Devastation. Destruction. Unprecedented. These are just a few of the words being used to describe the catastrophic Tropical Depression named Ida that wreaked havoc throughout the tri-state region on the evening of Tuesday, August 31. The historic storm disrupted life for many New Yorkers and caused insurmountable damage, causing Governor Kathy Hochul to declare a state of emergency just after midnight. Travel was discouraged and a broad range of public transportation was halted, stranding commuters.
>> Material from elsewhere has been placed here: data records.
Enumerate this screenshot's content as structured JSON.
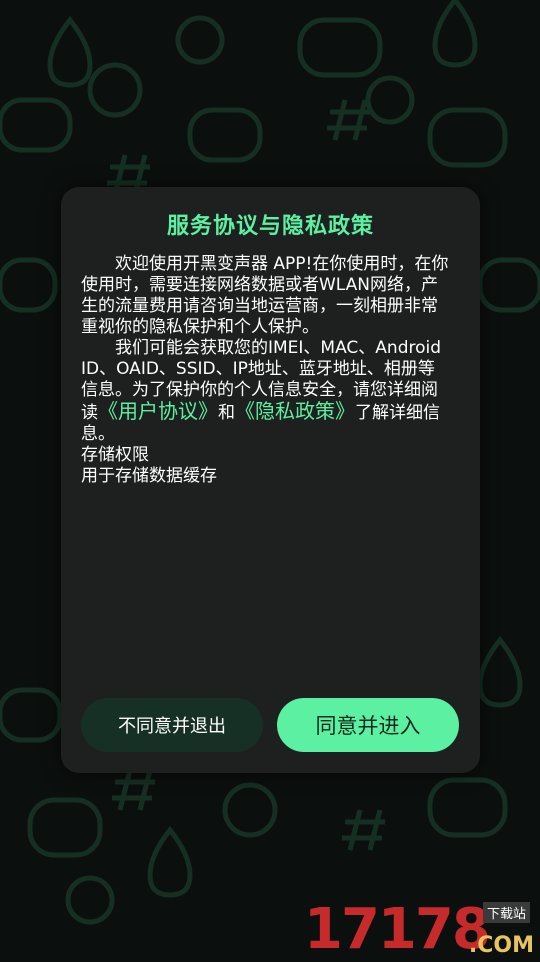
{
  "dialog": {
    "title": "服务协议与隐私政策",
    "paragraph1": "欢迎使用开黑变声器 APP!在你使用时，在你使用时，需要连接网络数据或者WLAN网络，产生的流量费用请咨询当地运营商，一刻相册非常重视你的隐私保护和个人保护。",
    "paragraph2_prefix": "我们可能会获取您的IMEI、MAC、Android ID、OAID、SSID、IP地址、蓝牙地址、相册等信息。为了保护你的个人信息安全，请您详细阅读",
    "user_agreement_link": "《用户协议》",
    "and_text": "和",
    "privacy_policy_link": "《隐私政策》",
    "paragraph2_suffix": "了解详细信息。",
    "permission_name": "存储权限",
    "permission_desc": "用于存储数据缓存",
    "decline_label": "不同意并退出",
    "accept_label": "同意并进入"
  },
  "watermark": {
    "digits": "17178",
    "domain": ".COM",
    "label": "下载站"
  },
  "colors": {
    "accent": "#5cf0a2",
    "modal_bg": "#1e1f1f",
    "decline_bg": "#173026",
    "page_bg": "#0b0f0d"
  }
}
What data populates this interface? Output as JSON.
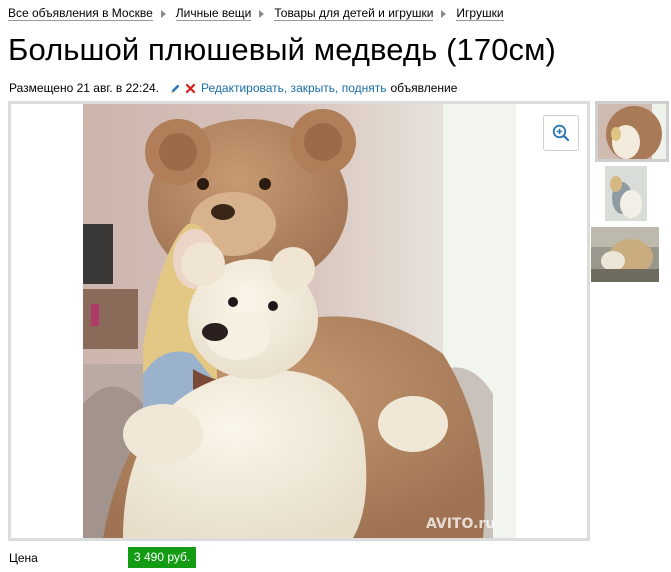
{
  "breadcrumbs": [
    {
      "label": "Все объявления в Москве"
    },
    {
      "label": "Личные вещи"
    },
    {
      "label": "Товары для детей и игрушки"
    },
    {
      "label": "Игрушки"
    }
  ],
  "title": "Большой плюшевый медведь (170см)",
  "meta": {
    "posted": "Размещено 21 авг. в 22:24.",
    "actions_link": "Редактировать, закрыть, поднять",
    "tail": "объявление"
  },
  "gallery": {
    "watermark": "AVITO.ru",
    "zoom_icon": "zoom-in-icon",
    "thumbnails": [
      {
        "name": "thumbnail-1",
        "active": true
      },
      {
        "name": "thumbnail-2",
        "active": false
      },
      {
        "name": "thumbnail-3",
        "active": false
      }
    ]
  },
  "price": {
    "label": "Цена",
    "value": "3 490 руб."
  },
  "colors": {
    "link": "#1a6fa8",
    "price_badge": "#139c13",
    "gallery_border": "#dcdcdc"
  }
}
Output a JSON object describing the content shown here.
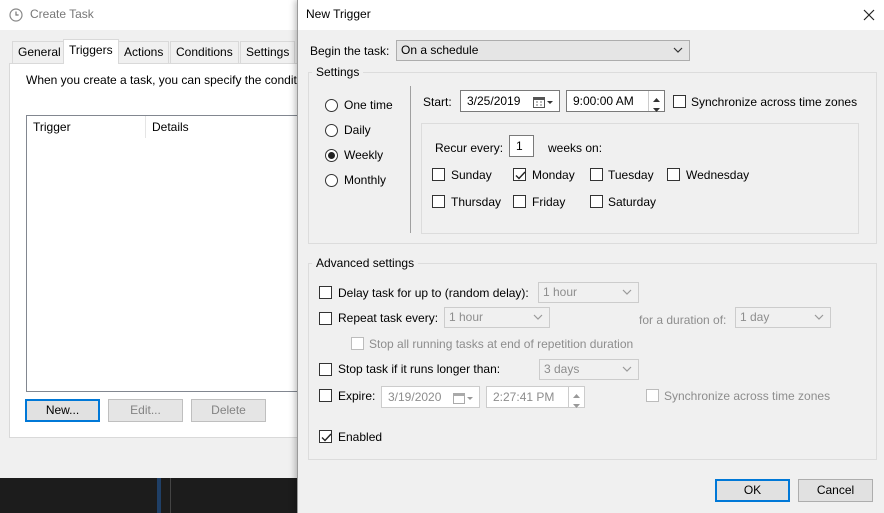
{
  "background_window": {
    "title": "Create Task",
    "tabs": [
      "General",
      "Triggers",
      "Actions",
      "Conditions",
      "Settings"
    ],
    "active_tab": "Triggers",
    "description": "When you create a task, you can specify the conditi",
    "columns": [
      "Trigger",
      "Details"
    ],
    "buttons": {
      "new": "New...",
      "edit": "Edit...",
      "delete": "Delete"
    }
  },
  "dialog": {
    "title": "New Trigger",
    "begin_label": "Begin the task:",
    "begin_value": "On a schedule",
    "settings": {
      "title": "Settings",
      "radios": [
        "One time",
        "Daily",
        "Weekly",
        "Monthly"
      ],
      "selected": "Weekly",
      "start_label": "Start:",
      "start_date": "3/25/2019",
      "start_time": "9:00:00 AM",
      "sync_label": "Synchronize across time zones",
      "recur_label": "Recur every:",
      "recur_value": "1",
      "weeks_on": "weeks on:",
      "days": [
        "Sunday",
        "Monday",
        "Tuesday",
        "Wednesday",
        "Thursday",
        "Friday",
        "Saturday"
      ],
      "checked_days": [
        "Monday"
      ]
    },
    "advanced": {
      "title": "Advanced settings",
      "delay_label": "Delay task for up to (random delay):",
      "delay_value": "1 hour",
      "repeat_label": "Repeat task every:",
      "repeat_value": "1 hour",
      "duration_label": "for a duration of:",
      "duration_value": "1 day",
      "stop_running_label": "Stop all running tasks at end of repetition duration",
      "stop_longer_label": "Stop task if it runs longer than:",
      "stop_longer_value": "3 days",
      "expire_label": "Expire:",
      "expire_date": "3/19/2020",
      "expire_time": "2:27:41 PM",
      "expire_sync_label": "Synchronize across time zones",
      "enabled_label": "Enabled",
      "enabled_checked": true
    },
    "buttons": {
      "ok": "OK",
      "cancel": "Cancel"
    }
  },
  "colors": {
    "accent": "#0078d7",
    "background": "#f0f0f0",
    "taskbar": "#1c1c1c"
  }
}
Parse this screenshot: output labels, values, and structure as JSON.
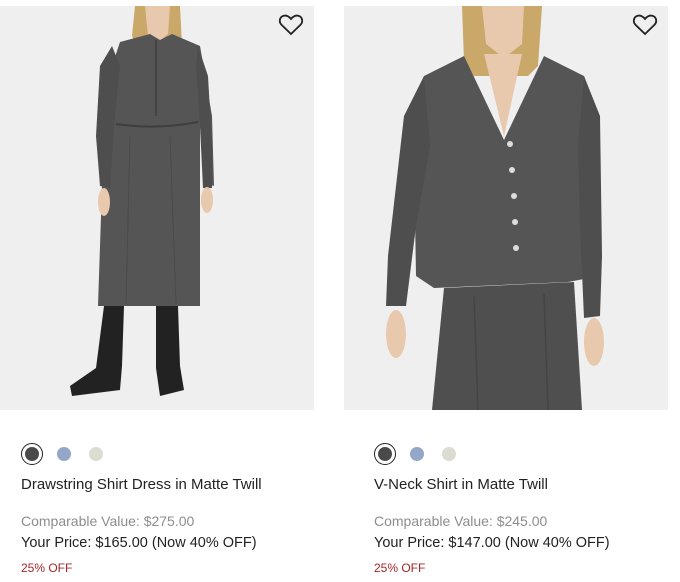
{
  "products": [
    {
      "name": "Drawstring Shirt Dress in Matte Twill",
      "comparable_value": "Comparable Value: $275.00",
      "your_price": "Your Price: $165.00 (Now 40% OFF)",
      "discount_badge": "25% OFF",
      "wishlist_icon": "heart-outline-icon",
      "swatches": [
        {
          "color": "#4a4a4a",
          "selected": true
        },
        {
          "color": "#94a7c9",
          "selected": false
        },
        {
          "color": "#dcdcd2",
          "selected": false
        }
      ]
    },
    {
      "name": "V-Neck Shirt in Matte Twill",
      "comparable_value": "Comparable Value: $245.00",
      "your_price": "Your Price: $147.00 (Now 40% OFF)",
      "discount_badge": "25% OFF",
      "wishlist_icon": "heart-outline-icon",
      "swatches": [
        {
          "color": "#4a4a4a",
          "selected": true
        },
        {
          "color": "#94a7c9",
          "selected": false
        },
        {
          "color": "#dcdcd2",
          "selected": false
        }
      ]
    }
  ]
}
The force of the storm prompted the National Weather Service to issued two record-setting flash flood emergencies, the first of its kind for the New York area. Threat of tornadoes, flash floods, and severe thunderstorms dominated news alerts as New Yorkers were thrown into a panic. A flash flood emergency is issued in very rare situations when extremely heavy rains creates a severe threat to human life, and cataclysmic damage from a flash flood is currently happening or will happen soon. In mere minutes, extraordinary water pressure demolished residential properties and businesses throughout the region. Basements were among the hardest hit, including countless illegal dwellings throughout Queens, which left many families homeless. The wipeout in Queens has been deemed so calamitous that President Joe Biden had planned a visit to the borough on Tuesday, September 7.
Community Organizations Respond
As Ida tapered off, Chaverim of Queens and Queens Borough Safety Patrol-Shmira hotlines saw a quick influx of dozens of calls for help. The organizations responded immediately, lending a hand to stranded motorists and homeowners dealing with flooded out properties. Portions of Fresh Meadows, Jamaica Estates, Kew Gardens, and Kew Gardens Hills saw flooding the likes never seen prior. Chaverim lived up to its mission of recruiting volunteers who are there for our neighbors whenever possible.
Shmira was designed to rise to the public safety needs of the community, and their members did not let up for a moment. Shmira squad vehicles were in constant use, assisting in keeping streets safe and motorists protected. “When I awoke the morning after the storm, I was deeply humbled, honored, and inspired by the actions of our volunteers,” said Solomon Pinkhasov, a Shmira coordinator. “It is an honor to be a part of a group of able-bodied individuals who watch over our community and are available and reliable when called on.”
The volunteers who spent the night running between calls, risking themselves as they tried their best to keep those stranded and displaced out of harm’s way, are credited with remaining calm and weathering the storm with incredible selflessness and unity. These responders became a lifeline for motorists who had abandoned their vehicles. There were reports of one daring rescue where a volunteer entered neck-deep water to pull a trapped motorist to safety. Everywhere, members were forced to improvise to the ever-changing conditions.
“We have been here thirteen years strong and always pride ourselves on going above the call of duty,” said Chaverim co-founder Avi Cyperstein. “A situation like Tuesday night allows the beauty of our volunteers’ efforts to shine.”